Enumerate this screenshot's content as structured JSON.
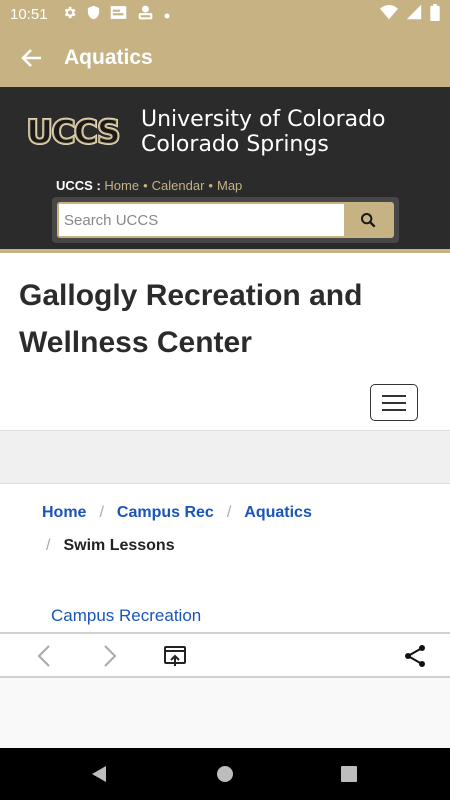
{
  "status_bar": {
    "time": "10:51",
    "left_icons": [
      "gear-icon",
      "shield-icon",
      "sim-icon",
      "accessibility-icon",
      "dot-icon"
    ],
    "right_icons": [
      "wifi-icon",
      "signal-icon",
      "battery-icon"
    ]
  },
  "app_bar": {
    "title": "Aquatics",
    "back_icon": "arrow-left-icon",
    "color": "#c6b283"
  },
  "uccs": {
    "logo_text": "UCCS",
    "university_line1": "University of Colorado",
    "university_line2": "Colorado Springs",
    "nav_label": "UCCS :",
    "nav_links": [
      "Home",
      "Calendar",
      "Map"
    ],
    "nav_separator": "•",
    "search_placeholder": "Search UCCS",
    "search_icon": "search-icon",
    "gold": "#c6b283",
    "dark": "#2b2b2b"
  },
  "site": {
    "title": "Gallogly Recreation and Wellness Center",
    "menu_icon": "hamburger-menu-icon"
  },
  "breadcrumb": {
    "items": [
      "Home",
      "Campus Rec",
      "Aquatics"
    ],
    "current": "Swim Lessons",
    "separator": "/"
  },
  "content": {
    "link": "Campus Recreation"
  },
  "browser_toolbar": {
    "back_icon": "chevron-left-icon",
    "forward_icon": "chevron-right-icon",
    "open_in_browser_icon": "open-in-browser-icon",
    "share_icon": "share-icon"
  },
  "nav_bar": {
    "back_icon": "triangle-back-icon",
    "home_icon": "circle-home-icon",
    "recents_icon": "square-recents-icon"
  }
}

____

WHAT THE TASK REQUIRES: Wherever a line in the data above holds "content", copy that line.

OUTPUT OF THE TASK:
Enumerate this screenshot's content as structured JSON.
  "content": {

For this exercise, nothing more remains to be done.